Clinicians, medical and public health researchers, and communication scholars alike have long been concerned about the effects of conflicting health messages in the broader public information environment. Not only have these messages been referred to in many ways (e.g., “competing,” “contradictory,” “inconsistent,” “mixed,” “divergent”), but they have been conceptualized in distinct ways as well—perhaps because they have been the subject of study across health, science, and political communication domains. Regardless of specific terminology and definitions, the concerns have been consistent throughout: conflicting health messages exist in the broader environment, they are noticed by the public, and they impact public understanding and health behavior. Yet until recently, the scientific evidence base to substantiate these concerns has been remarkably thin. In the past few years, there has been a growing body of rigorous empirical research documenting the prevalence of conflicting health messages in the media environment. There is also increasing evidence that people perceive conflict and controversy about several health topics, including nutrition and cancer screening. Although historically most studies have stopped short of systematically capturing exposure to conflicting health messages—which is the all-important first step in demonstrating effects—there have been some recent efforts here. Taken together, a set of qualitative (focus group) and quantitative (observational survey and experimental) studies, guided by diverse theoretical frameworks, now provides compelling evidence that there are adverse outcomes of exposure to conflicting health information. The origins of such information vary, but understanding epidemiology and the nature of scientific discovery—as well as how science and health news is produced and understood by the public—helps to shed light on how conflicting health messages arise. As evidence of the effects of conflicting messages accumulates, it is important to consider not just the implications of such messages for health and risk communication, but also whether and how we can intervene to address the effects of exposure to message conflict.

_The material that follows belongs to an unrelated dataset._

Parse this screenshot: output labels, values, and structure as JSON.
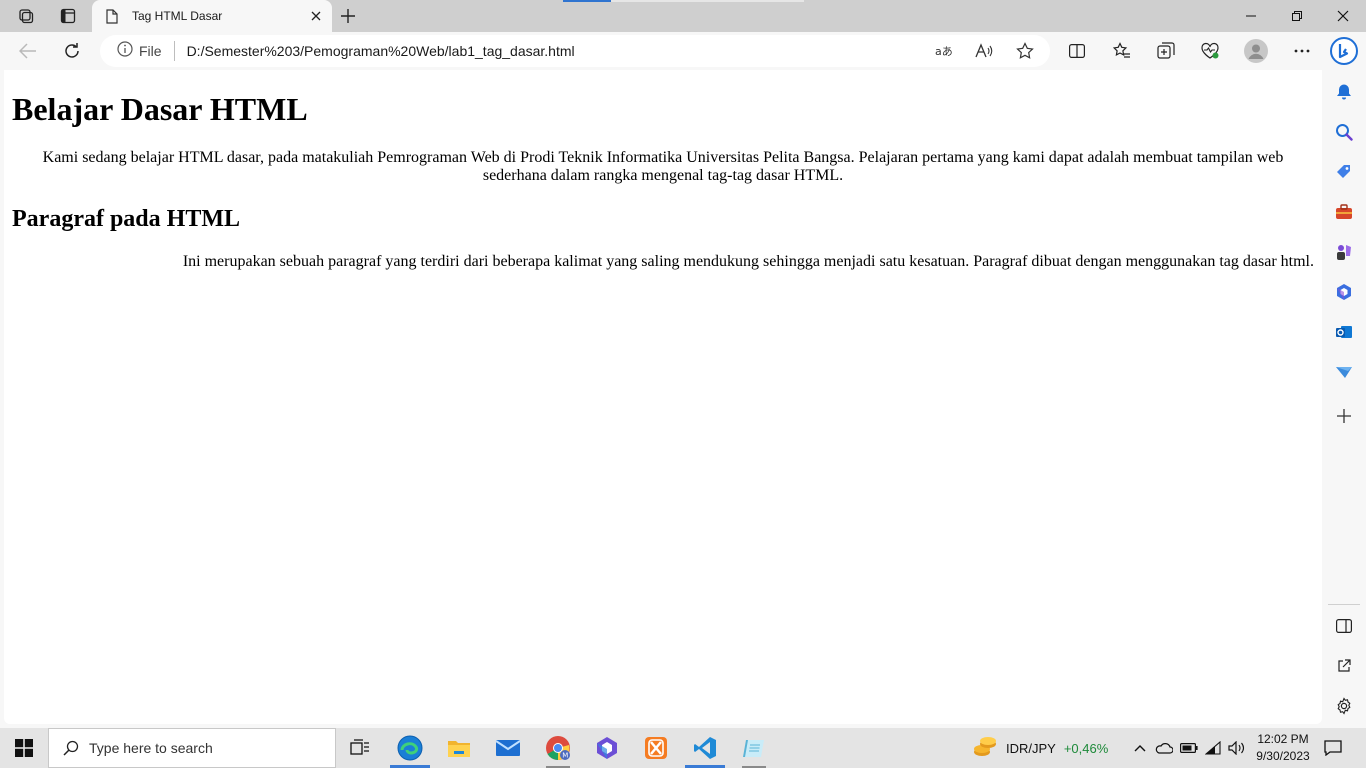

Behavioral journalism is a term used to describe a theory-based health communication messaging strategy that is based on conveying “role model stories” about real people and how they achieve healthy behavior changes. The aim is to stimulate imitation of these models by audiences of their peers. Theoretical foundations for the strategy itself are in Albert Bandura’s social cognitive theory and Everett Rogers’s model of diffusion of innovations, but it can be used flexibly to convey various kinds of theory-driven message content. Behavioral journalism emerged as an explicit health communication technique in the late 1970s and was developed as a distinct alternative to the social marketing approach and its focus on centrally generated messages devised by experts. It has been used subsequently to promote smoking cessation, improvements in nutrition and physical activity, avoidance of sexually transmitted diseases and unplanned pregnancy, reduced intergroup hostility, advocacy for healthy policy and environmental changes, and many other diverse health promotion objectives. Formats used for behavioral journalism include reality television programs, broadcast and print news media, printed newsletters for special audiences, documentary film and video, digital and mobile communication, and new social media. Behavioral journalism is intended for use in concert with community organization and actions to prompt and reinforce the imitation of role models and to facilitate and enable behavior change, and its use in that context has yielded many reports of significant impact on behavior. With citations of use growing steadily in the past two decades, behavioral journalism has proven to be readily adaptable to new and emerging communication technologies.